Go through the entries below and pick out every line with "screenshot".

Segment Open

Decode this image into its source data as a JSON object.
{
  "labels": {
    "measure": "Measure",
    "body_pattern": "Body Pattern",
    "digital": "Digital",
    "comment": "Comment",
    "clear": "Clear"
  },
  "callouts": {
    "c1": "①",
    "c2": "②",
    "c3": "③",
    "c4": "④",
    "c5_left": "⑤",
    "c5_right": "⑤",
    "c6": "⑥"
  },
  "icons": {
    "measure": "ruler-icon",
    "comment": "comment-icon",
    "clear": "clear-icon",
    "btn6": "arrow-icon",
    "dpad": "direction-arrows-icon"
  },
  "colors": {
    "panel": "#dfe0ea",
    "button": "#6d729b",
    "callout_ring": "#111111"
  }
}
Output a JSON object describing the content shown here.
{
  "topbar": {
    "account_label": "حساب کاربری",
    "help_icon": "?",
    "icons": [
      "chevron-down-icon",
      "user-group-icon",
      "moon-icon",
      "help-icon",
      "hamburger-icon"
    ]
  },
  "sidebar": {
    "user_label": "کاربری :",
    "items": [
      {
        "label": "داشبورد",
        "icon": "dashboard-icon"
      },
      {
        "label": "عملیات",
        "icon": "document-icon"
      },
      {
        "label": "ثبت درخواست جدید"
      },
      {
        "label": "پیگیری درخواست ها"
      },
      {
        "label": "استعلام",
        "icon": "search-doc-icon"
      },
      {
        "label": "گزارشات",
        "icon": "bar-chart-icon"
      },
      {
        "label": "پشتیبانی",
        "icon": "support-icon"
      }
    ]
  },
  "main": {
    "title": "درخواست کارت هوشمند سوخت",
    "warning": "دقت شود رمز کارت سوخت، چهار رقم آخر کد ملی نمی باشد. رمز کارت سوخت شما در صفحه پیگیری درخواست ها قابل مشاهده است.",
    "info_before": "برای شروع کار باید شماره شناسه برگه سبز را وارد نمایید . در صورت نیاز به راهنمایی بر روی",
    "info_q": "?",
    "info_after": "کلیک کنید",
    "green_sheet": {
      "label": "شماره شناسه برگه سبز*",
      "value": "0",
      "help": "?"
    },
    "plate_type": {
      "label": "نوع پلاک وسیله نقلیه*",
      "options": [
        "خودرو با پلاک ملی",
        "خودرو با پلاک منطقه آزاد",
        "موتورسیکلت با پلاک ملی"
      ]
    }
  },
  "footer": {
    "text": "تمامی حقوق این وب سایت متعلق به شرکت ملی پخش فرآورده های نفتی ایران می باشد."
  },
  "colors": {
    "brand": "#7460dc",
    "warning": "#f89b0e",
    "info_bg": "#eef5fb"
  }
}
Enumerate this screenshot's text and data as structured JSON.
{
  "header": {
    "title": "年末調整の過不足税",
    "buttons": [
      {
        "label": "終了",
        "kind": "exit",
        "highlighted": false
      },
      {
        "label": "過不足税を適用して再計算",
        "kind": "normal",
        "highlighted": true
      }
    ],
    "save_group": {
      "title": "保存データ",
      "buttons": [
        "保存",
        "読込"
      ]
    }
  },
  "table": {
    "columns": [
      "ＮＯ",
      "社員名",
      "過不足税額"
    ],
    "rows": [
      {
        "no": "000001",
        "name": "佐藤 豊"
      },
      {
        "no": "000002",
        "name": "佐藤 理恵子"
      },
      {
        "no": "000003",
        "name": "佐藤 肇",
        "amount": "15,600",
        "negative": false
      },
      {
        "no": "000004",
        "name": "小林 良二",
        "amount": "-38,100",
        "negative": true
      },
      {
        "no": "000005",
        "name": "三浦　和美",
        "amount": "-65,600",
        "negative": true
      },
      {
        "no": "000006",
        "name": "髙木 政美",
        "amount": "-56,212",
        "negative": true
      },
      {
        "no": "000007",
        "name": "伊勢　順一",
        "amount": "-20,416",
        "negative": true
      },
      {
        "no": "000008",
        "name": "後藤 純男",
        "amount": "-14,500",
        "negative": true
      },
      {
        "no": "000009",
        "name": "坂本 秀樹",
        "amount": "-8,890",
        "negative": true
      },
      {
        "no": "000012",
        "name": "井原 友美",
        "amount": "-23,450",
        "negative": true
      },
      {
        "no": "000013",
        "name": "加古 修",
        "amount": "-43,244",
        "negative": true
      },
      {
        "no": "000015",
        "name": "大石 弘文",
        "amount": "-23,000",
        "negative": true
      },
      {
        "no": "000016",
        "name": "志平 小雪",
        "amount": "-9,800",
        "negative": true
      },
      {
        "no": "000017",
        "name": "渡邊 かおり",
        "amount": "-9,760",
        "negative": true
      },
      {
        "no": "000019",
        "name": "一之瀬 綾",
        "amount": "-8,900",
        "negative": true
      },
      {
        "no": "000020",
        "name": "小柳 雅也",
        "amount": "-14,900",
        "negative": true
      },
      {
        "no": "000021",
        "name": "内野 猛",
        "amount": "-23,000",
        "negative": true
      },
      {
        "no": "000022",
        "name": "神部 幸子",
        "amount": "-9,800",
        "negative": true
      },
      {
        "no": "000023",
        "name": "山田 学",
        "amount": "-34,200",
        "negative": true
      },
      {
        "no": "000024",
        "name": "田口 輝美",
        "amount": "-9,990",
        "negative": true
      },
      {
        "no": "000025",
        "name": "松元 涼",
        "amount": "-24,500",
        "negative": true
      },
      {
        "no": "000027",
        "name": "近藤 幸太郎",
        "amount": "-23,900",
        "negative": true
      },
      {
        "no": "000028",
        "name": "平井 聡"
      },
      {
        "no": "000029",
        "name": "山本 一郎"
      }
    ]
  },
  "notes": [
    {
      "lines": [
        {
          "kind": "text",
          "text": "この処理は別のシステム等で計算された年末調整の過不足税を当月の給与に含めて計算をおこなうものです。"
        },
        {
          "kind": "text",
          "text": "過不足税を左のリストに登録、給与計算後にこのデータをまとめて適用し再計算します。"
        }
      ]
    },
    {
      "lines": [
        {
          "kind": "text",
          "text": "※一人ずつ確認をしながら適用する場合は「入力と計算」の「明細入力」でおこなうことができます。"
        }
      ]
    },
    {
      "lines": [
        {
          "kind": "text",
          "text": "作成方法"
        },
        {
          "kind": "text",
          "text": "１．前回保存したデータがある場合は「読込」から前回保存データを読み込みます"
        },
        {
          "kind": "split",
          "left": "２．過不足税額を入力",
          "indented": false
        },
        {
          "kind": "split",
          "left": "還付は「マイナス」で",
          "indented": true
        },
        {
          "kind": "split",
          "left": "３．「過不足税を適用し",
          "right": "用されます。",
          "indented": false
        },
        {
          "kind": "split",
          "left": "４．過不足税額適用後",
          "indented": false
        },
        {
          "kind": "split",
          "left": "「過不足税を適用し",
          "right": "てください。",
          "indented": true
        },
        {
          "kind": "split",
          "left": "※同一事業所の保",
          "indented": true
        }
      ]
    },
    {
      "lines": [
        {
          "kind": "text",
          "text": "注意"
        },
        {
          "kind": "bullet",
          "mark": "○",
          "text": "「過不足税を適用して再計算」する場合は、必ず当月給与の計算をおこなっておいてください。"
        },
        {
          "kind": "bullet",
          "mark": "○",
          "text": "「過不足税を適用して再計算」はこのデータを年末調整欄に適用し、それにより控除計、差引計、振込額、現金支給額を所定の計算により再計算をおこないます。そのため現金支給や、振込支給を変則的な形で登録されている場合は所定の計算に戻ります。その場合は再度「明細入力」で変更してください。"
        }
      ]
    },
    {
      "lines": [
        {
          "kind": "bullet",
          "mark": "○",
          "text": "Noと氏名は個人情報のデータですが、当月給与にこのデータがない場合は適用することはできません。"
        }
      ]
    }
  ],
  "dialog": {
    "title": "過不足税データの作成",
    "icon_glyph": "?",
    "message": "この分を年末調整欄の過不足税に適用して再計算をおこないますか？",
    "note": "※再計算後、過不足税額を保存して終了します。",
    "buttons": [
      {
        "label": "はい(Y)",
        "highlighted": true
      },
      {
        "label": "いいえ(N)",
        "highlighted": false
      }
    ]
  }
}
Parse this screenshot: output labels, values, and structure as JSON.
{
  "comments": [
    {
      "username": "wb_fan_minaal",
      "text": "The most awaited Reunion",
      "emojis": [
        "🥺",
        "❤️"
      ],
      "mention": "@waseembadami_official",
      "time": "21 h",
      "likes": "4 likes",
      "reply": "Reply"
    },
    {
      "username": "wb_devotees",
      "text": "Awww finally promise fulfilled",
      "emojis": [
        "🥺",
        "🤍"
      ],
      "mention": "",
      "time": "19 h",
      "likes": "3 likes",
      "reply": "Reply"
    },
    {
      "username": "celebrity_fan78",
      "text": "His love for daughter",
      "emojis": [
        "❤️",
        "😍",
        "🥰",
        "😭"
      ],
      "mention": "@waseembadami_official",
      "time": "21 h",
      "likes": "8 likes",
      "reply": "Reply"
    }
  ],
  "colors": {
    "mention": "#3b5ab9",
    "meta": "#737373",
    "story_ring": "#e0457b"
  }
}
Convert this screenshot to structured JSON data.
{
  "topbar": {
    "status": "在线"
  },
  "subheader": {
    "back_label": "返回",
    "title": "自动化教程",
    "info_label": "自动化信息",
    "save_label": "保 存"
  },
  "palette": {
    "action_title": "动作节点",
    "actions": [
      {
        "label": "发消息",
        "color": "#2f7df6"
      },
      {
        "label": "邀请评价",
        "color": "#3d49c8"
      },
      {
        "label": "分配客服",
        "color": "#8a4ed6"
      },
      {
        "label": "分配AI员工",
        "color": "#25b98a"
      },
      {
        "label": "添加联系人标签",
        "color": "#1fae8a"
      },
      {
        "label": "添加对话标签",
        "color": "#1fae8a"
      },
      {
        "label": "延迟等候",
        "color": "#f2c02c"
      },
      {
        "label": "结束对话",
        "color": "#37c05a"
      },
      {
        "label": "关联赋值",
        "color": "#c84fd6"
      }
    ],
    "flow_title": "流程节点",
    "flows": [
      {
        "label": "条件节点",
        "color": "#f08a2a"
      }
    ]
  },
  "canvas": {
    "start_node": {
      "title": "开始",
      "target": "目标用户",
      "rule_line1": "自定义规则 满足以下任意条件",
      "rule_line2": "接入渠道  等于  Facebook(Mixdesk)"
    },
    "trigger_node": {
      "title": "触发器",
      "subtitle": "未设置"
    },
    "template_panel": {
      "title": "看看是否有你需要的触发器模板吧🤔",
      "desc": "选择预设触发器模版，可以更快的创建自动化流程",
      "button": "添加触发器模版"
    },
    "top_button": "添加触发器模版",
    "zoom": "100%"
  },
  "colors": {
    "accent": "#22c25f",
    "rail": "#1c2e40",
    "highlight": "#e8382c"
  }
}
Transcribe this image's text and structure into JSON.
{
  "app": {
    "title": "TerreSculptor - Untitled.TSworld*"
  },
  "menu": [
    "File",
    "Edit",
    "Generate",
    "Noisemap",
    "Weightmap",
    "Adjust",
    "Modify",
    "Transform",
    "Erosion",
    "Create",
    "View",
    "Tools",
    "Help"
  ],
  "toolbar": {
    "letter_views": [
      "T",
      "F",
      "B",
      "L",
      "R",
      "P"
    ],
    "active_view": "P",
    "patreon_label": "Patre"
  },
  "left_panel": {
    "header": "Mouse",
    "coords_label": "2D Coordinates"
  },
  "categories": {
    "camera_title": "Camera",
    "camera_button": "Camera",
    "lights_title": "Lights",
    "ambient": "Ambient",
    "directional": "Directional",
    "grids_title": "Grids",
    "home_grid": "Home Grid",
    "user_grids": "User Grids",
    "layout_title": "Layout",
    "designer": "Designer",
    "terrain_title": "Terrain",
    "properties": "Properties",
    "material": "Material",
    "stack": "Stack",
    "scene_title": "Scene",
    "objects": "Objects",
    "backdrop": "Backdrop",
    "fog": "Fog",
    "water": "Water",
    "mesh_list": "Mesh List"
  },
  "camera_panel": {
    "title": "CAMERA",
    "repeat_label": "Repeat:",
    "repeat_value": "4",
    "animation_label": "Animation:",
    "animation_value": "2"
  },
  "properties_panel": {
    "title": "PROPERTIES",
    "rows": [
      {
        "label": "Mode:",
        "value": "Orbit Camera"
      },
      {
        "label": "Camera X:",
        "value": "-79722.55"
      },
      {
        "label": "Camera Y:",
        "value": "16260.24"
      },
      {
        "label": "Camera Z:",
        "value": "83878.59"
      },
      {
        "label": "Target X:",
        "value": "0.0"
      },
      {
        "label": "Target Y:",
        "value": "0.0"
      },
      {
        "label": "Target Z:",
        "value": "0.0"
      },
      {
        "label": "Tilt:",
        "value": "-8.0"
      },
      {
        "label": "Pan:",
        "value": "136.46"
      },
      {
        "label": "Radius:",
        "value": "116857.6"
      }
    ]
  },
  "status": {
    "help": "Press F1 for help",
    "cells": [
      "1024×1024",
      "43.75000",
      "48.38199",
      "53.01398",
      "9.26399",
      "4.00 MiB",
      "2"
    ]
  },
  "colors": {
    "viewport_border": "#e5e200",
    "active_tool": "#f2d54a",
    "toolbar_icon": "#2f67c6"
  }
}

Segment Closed

Solved problem:
Enumerate this screenshot's text and data as structured JSON.
Parse this screenshot: output labels, values, and structure as JSON.
Convert this screenshot to structured JSON data.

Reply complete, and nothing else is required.